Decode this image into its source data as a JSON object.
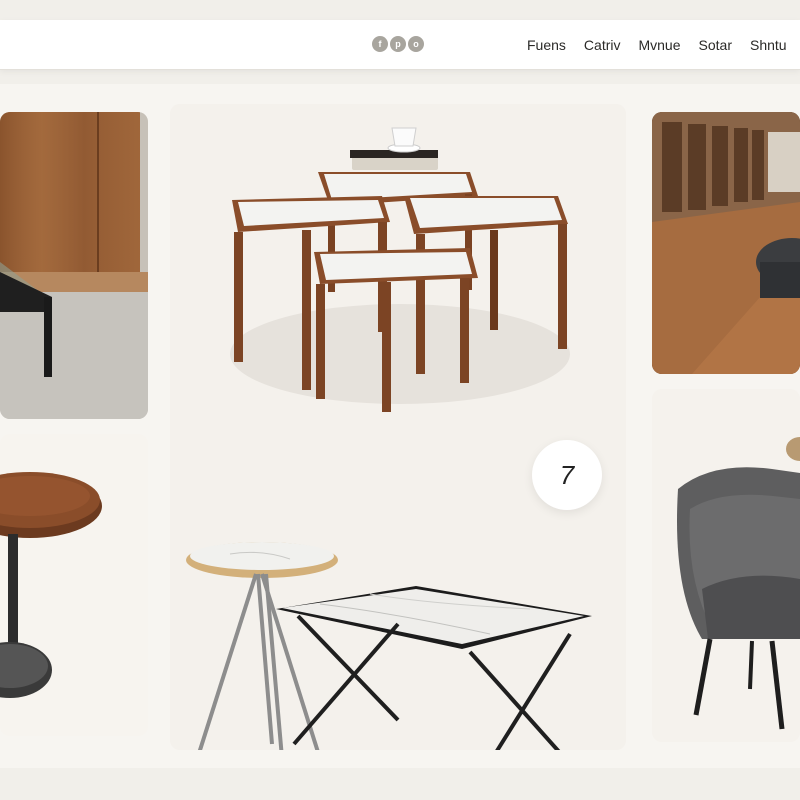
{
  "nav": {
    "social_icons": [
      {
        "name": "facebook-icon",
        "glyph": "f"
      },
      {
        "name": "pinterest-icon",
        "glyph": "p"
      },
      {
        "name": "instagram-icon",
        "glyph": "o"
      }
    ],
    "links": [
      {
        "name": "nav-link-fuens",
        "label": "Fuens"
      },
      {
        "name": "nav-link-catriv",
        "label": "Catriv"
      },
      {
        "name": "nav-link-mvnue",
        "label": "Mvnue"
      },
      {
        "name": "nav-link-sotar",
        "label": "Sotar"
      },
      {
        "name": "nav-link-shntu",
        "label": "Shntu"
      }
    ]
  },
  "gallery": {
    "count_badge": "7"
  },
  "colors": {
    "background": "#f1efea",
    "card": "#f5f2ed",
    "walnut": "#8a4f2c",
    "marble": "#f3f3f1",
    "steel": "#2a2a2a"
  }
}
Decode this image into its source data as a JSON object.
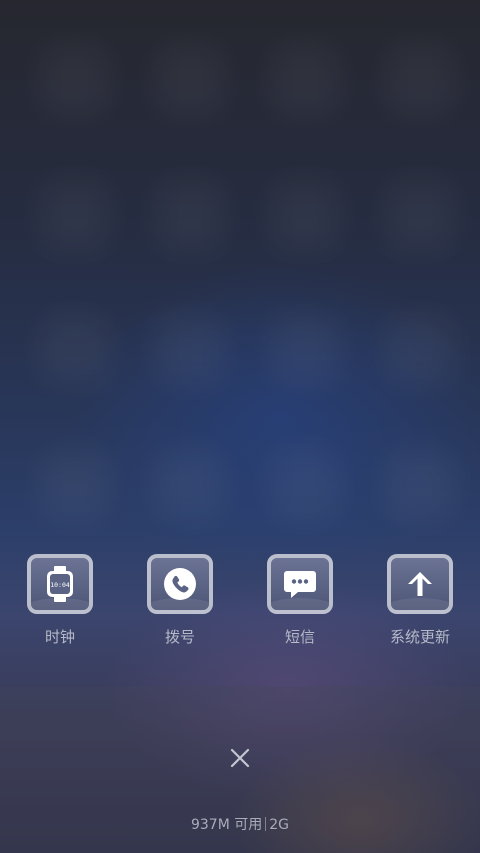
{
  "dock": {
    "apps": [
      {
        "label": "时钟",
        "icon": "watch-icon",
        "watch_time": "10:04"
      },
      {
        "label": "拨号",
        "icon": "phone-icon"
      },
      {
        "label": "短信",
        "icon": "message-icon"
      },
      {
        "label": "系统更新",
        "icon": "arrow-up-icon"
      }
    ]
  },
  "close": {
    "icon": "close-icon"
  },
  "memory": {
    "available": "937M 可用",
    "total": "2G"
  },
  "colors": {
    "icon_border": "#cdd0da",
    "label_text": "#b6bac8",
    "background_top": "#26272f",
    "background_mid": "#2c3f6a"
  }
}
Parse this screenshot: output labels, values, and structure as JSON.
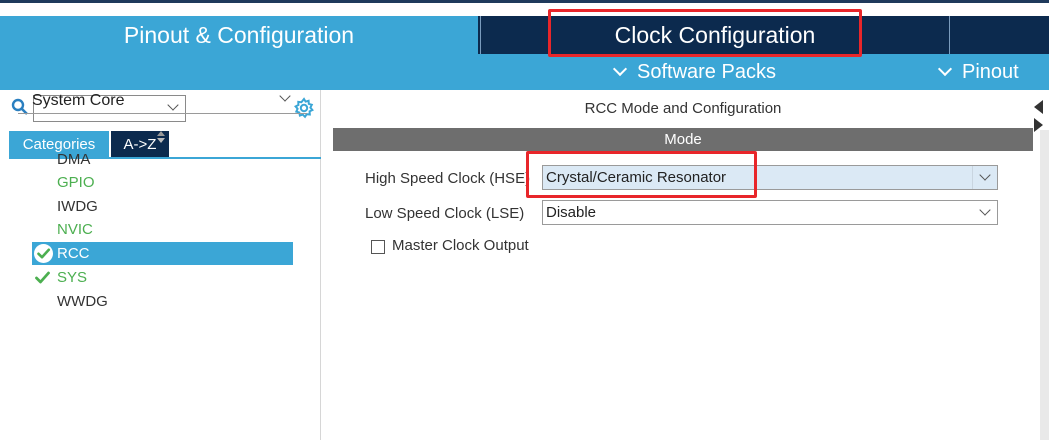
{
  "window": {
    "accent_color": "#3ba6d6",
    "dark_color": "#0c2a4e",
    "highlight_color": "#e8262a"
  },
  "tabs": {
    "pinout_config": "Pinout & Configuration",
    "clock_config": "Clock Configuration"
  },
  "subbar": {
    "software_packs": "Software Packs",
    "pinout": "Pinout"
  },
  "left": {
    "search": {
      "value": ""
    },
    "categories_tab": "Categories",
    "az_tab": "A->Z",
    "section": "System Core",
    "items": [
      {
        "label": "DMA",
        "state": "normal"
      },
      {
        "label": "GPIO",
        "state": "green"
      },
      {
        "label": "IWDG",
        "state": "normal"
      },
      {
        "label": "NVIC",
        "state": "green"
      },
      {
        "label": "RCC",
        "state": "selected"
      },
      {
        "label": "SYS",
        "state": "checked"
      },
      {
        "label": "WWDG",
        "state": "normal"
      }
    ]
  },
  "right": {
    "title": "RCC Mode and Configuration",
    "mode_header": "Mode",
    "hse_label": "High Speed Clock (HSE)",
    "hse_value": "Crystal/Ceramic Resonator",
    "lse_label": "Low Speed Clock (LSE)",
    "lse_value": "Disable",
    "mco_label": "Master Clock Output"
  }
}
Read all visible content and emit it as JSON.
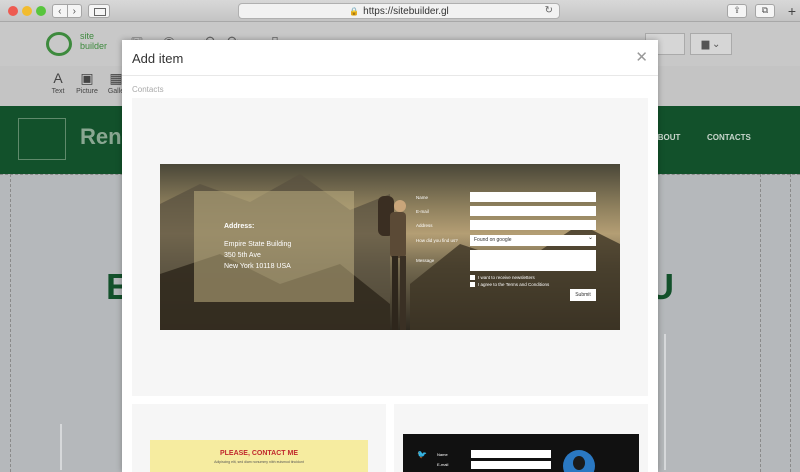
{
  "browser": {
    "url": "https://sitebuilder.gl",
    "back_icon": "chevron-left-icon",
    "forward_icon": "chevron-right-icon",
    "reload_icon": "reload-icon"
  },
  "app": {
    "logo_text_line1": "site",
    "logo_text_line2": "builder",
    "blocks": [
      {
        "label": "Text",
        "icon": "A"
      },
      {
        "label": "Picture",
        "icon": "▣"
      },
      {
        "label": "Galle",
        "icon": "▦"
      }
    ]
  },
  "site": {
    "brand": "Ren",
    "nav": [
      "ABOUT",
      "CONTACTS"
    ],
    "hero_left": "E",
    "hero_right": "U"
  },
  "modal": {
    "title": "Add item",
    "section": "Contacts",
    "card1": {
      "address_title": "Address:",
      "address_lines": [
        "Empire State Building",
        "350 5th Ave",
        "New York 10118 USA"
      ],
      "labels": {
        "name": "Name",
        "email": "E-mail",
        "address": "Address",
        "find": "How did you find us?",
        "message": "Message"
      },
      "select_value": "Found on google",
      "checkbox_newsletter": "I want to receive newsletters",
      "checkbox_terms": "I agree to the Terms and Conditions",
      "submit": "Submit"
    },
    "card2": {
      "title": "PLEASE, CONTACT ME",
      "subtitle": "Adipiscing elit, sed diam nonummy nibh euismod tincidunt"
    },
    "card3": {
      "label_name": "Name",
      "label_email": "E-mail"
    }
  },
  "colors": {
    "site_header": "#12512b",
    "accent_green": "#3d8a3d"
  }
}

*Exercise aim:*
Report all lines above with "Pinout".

*Response:*
    "pinout_config": "Pinout & Configuration",
    "pinout": "Pinout"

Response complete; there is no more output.